* Article titles in AMA citation format should be in sentence-case

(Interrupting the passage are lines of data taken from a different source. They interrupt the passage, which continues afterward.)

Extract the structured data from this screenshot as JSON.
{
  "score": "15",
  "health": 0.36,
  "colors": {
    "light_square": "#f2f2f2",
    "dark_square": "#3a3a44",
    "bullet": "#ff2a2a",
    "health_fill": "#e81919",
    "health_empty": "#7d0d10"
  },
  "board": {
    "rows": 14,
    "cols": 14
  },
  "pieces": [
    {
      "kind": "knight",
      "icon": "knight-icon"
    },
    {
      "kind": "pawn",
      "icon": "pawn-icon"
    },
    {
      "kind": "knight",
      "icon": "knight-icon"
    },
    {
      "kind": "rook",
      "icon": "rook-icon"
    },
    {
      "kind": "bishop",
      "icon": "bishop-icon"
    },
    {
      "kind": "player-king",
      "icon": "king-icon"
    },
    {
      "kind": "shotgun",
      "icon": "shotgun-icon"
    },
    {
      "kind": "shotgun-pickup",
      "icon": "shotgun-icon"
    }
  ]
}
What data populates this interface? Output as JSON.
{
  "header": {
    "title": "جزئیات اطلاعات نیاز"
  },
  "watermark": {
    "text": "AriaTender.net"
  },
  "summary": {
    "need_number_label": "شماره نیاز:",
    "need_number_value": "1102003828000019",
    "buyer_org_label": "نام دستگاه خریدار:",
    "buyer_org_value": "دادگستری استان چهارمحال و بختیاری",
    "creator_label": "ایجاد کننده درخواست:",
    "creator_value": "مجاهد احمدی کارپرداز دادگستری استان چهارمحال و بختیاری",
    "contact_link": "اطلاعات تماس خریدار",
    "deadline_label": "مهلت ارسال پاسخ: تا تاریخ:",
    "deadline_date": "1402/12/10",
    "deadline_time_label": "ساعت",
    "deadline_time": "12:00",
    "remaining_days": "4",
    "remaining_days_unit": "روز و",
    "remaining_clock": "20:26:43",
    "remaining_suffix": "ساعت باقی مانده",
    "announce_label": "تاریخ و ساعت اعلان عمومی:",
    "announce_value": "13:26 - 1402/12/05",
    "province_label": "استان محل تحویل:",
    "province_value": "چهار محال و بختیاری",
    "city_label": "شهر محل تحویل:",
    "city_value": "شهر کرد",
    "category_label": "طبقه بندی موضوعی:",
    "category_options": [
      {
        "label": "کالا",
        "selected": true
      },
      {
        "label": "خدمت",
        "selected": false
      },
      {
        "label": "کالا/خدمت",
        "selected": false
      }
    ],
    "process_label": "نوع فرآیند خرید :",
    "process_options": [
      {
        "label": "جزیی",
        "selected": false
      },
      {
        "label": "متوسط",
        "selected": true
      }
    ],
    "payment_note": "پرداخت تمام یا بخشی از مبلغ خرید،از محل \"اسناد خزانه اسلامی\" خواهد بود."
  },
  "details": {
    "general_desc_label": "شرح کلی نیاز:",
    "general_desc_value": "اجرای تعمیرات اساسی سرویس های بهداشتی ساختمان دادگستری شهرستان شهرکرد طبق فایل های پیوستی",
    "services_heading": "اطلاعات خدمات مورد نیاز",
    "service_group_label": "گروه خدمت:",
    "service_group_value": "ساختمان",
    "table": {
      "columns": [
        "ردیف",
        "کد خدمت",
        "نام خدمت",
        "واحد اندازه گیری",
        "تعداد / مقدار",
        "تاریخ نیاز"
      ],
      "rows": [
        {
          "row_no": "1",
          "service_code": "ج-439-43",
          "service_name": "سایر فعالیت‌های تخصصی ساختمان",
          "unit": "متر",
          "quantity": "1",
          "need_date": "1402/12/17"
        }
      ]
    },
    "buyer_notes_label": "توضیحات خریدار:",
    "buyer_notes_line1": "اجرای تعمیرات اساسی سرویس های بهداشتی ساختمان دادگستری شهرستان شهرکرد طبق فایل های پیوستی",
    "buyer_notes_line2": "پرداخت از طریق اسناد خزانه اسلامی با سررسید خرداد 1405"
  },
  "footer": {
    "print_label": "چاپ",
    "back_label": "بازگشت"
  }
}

TY - JOUR T1 - Matrix metalloproteinase-2 and -9 secreted by leukemic cells increase the permeability of blood-brain barrier by disrupting tight junction proteins. AU - Feng,Saran, AU - Cen,Jiannong, AU - Huang,Yihong, AU - Shen,Hongjie, AU - Yao,Li, AU - Wang,Yuanyuan, AU - Chen,Zixing, Y1 - 2011/08/17/ PY - 2011/01/10/received PY - 2011/05/05/accepted PY - 2011/8/23/entrez PY - 2011/8/23/pubmed PY - 2012/2/16/medline SP - e20599 EP - e20599 JF - PloS one JO - PLoS ONE VL - 6 IS - 8 N2 - Central nervous system (CNS) involvement remains an important cause of morbidity and mortality in acute leukemia, the mechanisms of leukemic cell infiltration into the CNS have not yet been elucidated. The blood-brain barrier (BBB) makes CNS become a refugee to leukemic cells and serves as a resource of cells that seed extraneural sites. How can the leukemic cells disrupt this barrier and invasive the CNS, even if many of the currently available chemotherapies can not cross the BBB? Tight junction in endothelial cells occupies a central role in the function of the BBB. Except the well known role of degrading extracellular matrix in metastasis of cancer cells, here we show matrix metalloproteinase (MMP)-2 and -9, secreted by leukemic cells, mediate the BBB opening by disrupting tight junction proteins in the CNS leukemia. We demonstrated that leukemic cells impaired tight junction proteins ZO-1, claudin-5 and occludin resulting in increased permeability of the BBB. However, these alterations reduced when MMP-2 and -9 activities were inhibited by RNA interference strategy or by MMP inhibitor GM6001 in an in vitro BBB model. We also found that the disruption of the BBB in company with the down-regulation of ZO-1, claudin-5 and occludin and the up-regulation of MMP-2 and -9 in mouse brain tissues with leukemic cell infiltration by confocal imaging and the assay of in situ gelatin zymography. Besides, GM6001 protected all mice against CNS leukemia. Our findings suggest that the degradation of tight junction proteins ZO-1, claudin-5 and occludin by MMP-2 and -9 secreted by leukemic cells constitutes an important mechanism in the BBB breakdown which contributes to the invasion of leukemic cells to the CNS in acute leukemia. SN - 1932-6203 UR - https://www.unboundmedicine.com/medline/citation/21857898/Matrix_metalloproteinase_2_and__9_secreted_by_leukemic_cells_increase_the_permeability_of_blood_brain_barrier_by_disrupting_tight_junction_proteins_ L2 - http://dx.plos.org/10.1371/journal.pone.0020599 DB - PRIME DP - Unbound Medicine ER -